§ EXERCISE DIRECTIONS
Retype the records that follow, every line exactly as written.

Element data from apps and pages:
<<<<

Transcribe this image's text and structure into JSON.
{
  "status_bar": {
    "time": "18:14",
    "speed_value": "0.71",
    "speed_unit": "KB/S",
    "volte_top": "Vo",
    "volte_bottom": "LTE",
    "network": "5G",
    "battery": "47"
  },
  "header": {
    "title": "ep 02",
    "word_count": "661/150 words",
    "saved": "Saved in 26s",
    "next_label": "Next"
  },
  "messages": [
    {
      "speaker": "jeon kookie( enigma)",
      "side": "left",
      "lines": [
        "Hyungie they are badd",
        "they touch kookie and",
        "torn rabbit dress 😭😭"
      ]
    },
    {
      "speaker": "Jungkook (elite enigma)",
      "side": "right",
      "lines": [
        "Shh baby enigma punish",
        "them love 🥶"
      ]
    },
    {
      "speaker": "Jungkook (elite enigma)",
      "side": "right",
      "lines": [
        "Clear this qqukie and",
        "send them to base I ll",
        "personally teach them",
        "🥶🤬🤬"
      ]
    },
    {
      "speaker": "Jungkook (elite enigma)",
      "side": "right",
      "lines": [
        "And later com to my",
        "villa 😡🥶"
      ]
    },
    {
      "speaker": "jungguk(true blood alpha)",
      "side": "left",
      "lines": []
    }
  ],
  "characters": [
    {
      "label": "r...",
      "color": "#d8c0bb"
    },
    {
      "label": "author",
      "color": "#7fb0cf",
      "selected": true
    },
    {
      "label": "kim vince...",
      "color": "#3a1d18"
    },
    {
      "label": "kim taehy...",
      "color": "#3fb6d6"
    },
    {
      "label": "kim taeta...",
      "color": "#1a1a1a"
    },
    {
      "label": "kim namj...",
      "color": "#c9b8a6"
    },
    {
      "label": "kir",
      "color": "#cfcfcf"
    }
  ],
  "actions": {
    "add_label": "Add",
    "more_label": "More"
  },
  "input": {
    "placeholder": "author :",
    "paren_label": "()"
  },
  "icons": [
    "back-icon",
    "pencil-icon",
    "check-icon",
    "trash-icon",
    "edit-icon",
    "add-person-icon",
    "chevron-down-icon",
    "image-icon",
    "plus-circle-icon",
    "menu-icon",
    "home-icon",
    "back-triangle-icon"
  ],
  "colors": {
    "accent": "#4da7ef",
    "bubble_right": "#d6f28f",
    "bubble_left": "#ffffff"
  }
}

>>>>

§ RESULT FOR THIS EXERCISE
Transcribe this image's text and structure into JSON.
{
  "status_bar": {
    "time": "18:14",
    "speed_value": "0.71",
    "speed_unit": "KB/S",
    "volte_top": "Vo",
    "volte_bottom": "LTE",
    "network": "5G",
    "battery": "47"
  },
  "header": {
    "title": "ep 02",
    "word_count": "661/150 words",
    "saved": "Saved in 26s",
    "next_label": "Next"
  },
  "messages": [
    {
      "speaker": "jeon kookie( enigma)",
      "side": "left",
      "lines": [
        "Hyungie they are badd",
        "they touch kookie and",
        "torn rabbit dress 😭😭"
      ]
    },
    {
      "speaker": "Jungkook (elite enigma)",
      "side": "right",
      "lines": [
        "Shh baby enigma punish",
        "them love 🥶"
      ]
    },
    {
      "speaker": "Jungkook (elite enigma)",
      "side": "right",
      "lines": [
        "Clear this qqukie and",
        "send them to base I ll",
        "personally teach them",
        "🥶🤬🤬"
      ]
    },
    {
      "speaker": "Jungkook (elite enigma)",
      "side": "right",
      "lines": [
        "And later com to my",
        "villa 😡🥶"
      ]
    },
    {
      "speaker": "jungguk(true blood alpha)",
      "side": "left",
      "lines": []
    }
  ],
  "characters": [
    {
      "label": "r...",
      "color": "#d8c0bb"
    },
    {
      "label": "author",
      "color": "#7fb0cf",
      "selected": true
    },
    {
      "label": "kim vince...",
      "color": "#3a1d18"
    },
    {
      "label": "kim taehy...",
      "color": "#3fb6d6"
    },
    {
      "label": "kim taeta...",
      "color": "#1a1a1a"
    },
    {
      "label": "kim namj...",
      "color": "#c9b8a6"
    },
    {
      "label": "kir",
      "color": "#cfcfcf"
    }
  ],
  "actions": {
    "add_label": "Add",
    "more_label": "More"
  },
  "input": {
    "placeholder": "author :",
    "paren_label": "()"
  },
  "icons": [
    "back-icon",
    "pencil-icon",
    "check-icon",
    "trash-icon",
    "edit-icon",
    "add-person-icon",
    "chevron-down-icon",
    "image-icon",
    "plus-circle-icon",
    "menu-icon",
    "home-icon",
    "back-triangle-icon"
  ],
  "colors": {
    "accent": "#4da7ef",
    "bubble_right": "#d6f28f",
    "bubble_left": "#ffffff"
  }
}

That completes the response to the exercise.